We had other ideas when Pascale picked us up that morning, but other than the visit to Veuve, we were open-minded and let him guide us.  These kinds of open-minded approaches have led us to many wonderful experiences over the years.  And these guides are truly wonderful resources.  Use them!

Tip #3: Do your online research carefully and consider it to be part of the experience.

This is so important.  You need to do a lot of research, and you should consider not thinking of it as work; rather you might see it as part of the learning experience that travel ought to be.  We actually consider research prior to a trip a part of the trip resulting in a much longer experience than the week or three that are actually away.

Champagne, vintage 1906, in the caves.

Tip #4: Do your due diligence.

For us that means that as often as possible, getting these tour operators on the telephone.  Even if it’s as simple as booking a limo drive from a cruise terminal, try to speak to someone in person once you’ve gathered all the information you can from the web.  You can learn a lot by that more personal contact.  If you have a gut feeling that this isn’t for you, you are very likely right.  Sue Lillie put us very much at ease as she told us about how her company had developed and her own passion for French travel.

You can also use online travel forums such as TripAdvisor (we’re contributors to this one), but remember that everyone is different.  Read the contributors’ pieces carefully and note the outliers – in other words, is it the only one that had a problem with the tour operator, or the only one that didn’t.  In either case, that one might not provide you with as helpful information as you might think.  Also, read reviews to see if they are specific, or if they are just subjective assessments (e.g. It was wonderful!
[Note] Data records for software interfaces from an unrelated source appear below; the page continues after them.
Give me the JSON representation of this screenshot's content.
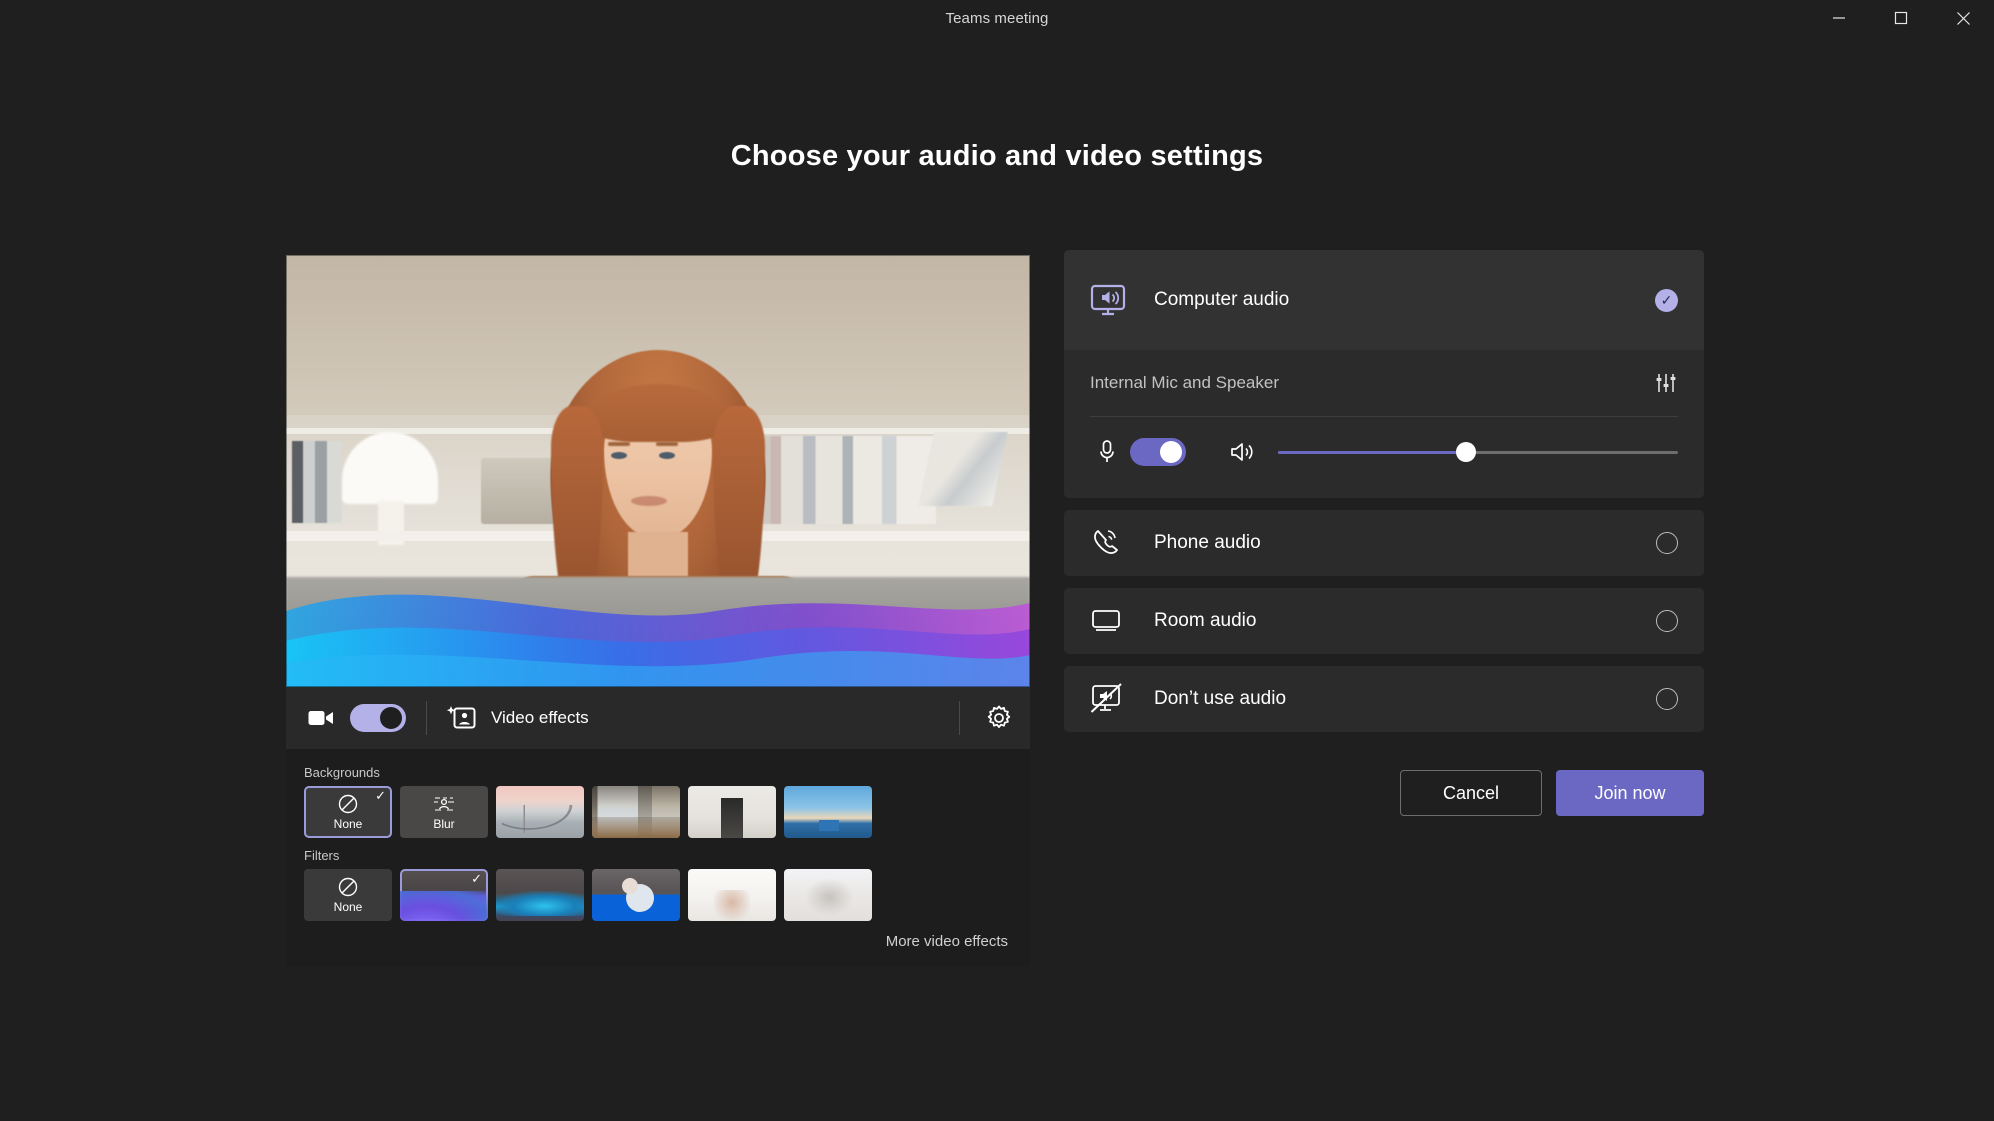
{
  "window": {
    "title": "Teams meeting",
    "controls": {
      "minimize": "minimize-icon",
      "maximize": "maximize-icon",
      "close": "close-icon"
    }
  },
  "page": {
    "heading": "Choose your audio and video settings"
  },
  "video": {
    "preview_alt": "Camera preview of a person with long auburn hair wearing a brown top in a bright room with bookshelves, overlaid with a purple and blue wave filter",
    "toolbar": {
      "camera_icon": "video-camera-icon",
      "camera_toggle_state": "on",
      "video_effects_icon": "video-effects-icon",
      "video_effects_label": "Video effects",
      "settings_icon": "gear-icon"
    },
    "effects": {
      "backgrounds_label": "Backgrounds",
      "backgrounds": [
        {
          "label": "None",
          "icon": "none-slash-icon",
          "selected": true,
          "style": "none-tile"
        },
        {
          "label": "Blur",
          "icon": "blur-icon",
          "selected": false,
          "style": "blur-tile"
        },
        {
          "label": "",
          "icon": "",
          "selected": false,
          "style": "bg-bridge"
        },
        {
          "label": "",
          "icon": "",
          "selected": false,
          "style": "bg-office"
        },
        {
          "label": "",
          "icon": "",
          "selected": false,
          "style": "bg-hall"
        },
        {
          "label": "",
          "icon": "",
          "selected": false,
          "style": "bg-sky"
        }
      ],
      "filters_label": "Filters",
      "filters": [
        {
          "label": "None",
          "icon": "none-slash-icon",
          "selected": false,
          "style": "none-tile"
        },
        {
          "label": "",
          "icon": "",
          "selected": true,
          "style": "fl-purple"
        },
        {
          "label": "",
          "icon": "",
          "selected": false,
          "style": "fl-teal"
        },
        {
          "label": "",
          "icon": "",
          "selected": false,
          "style": "fl-blue"
        },
        {
          "label": "",
          "icon": "",
          "selected": false,
          "style": "fl-white1"
        },
        {
          "label": "",
          "icon": "",
          "selected": false,
          "style": "fl-white2"
        }
      ],
      "more_link": "More video effects"
    }
  },
  "audio": {
    "options": [
      {
        "label": "Computer audio",
        "icon": "computer-audio-icon",
        "selected": true
      },
      {
        "label": "Phone audio",
        "icon": "phone-audio-icon",
        "selected": false
      },
      {
        "label": "Room audio",
        "icon": "room-audio-icon",
        "selected": false
      },
      {
        "label": "Don’t use audio",
        "icon": "no-audio-icon",
        "selected": false
      }
    ],
    "device": {
      "name": "Internal Mic and Speaker",
      "settings_icon": "audio-settings-sliders-icon",
      "mic_icon": "microphone-icon",
      "mic_toggle_state": "on",
      "speaker_icon": "speaker-icon",
      "volume_percent": 47
    }
  },
  "actions": {
    "cancel_label": "Cancel",
    "join_label": "Join now"
  },
  "colors": {
    "accent": "#6b68c4",
    "accent_light": "#b4b0e8",
    "page_bg": "#1f1f1f",
    "card_bg": "#2b2b2b",
    "card_head_bg": "#323232"
  }
}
Terrible!  etc. without concrete descriptions of exactly what made it so wonderful or terrible letting the reader then decide.).  In the end, a traveler review on a site such as TripAdvisor is based largely on the contributor’s expectations going in.  If we were to review some of the hotels that others find wonderful, we’d find them barely acceptable for a variety of reasons all based on what we’re looking for.

Tip #5: Make your decision, pay your money, and don’t look back.

Don’t second guess yourself.  After you make a decision, go with it.  File away other interesting information about other tour companies for the future, but don’t keep comparing what one might have offered.  You’ve made a decision, and it is very likely that if you did your homework, it will be the right one for you.

If you’ve hit on a truly terrific one, perhaps you’ll do what we did and book again with that tour operator.  We’d love to know how people make out with personalized tours.  If you have five minutes, come along with us as we follow our obsession with Veuve Clicquot from the caves in France to the Veuve bar aboard the Queen Mary 2.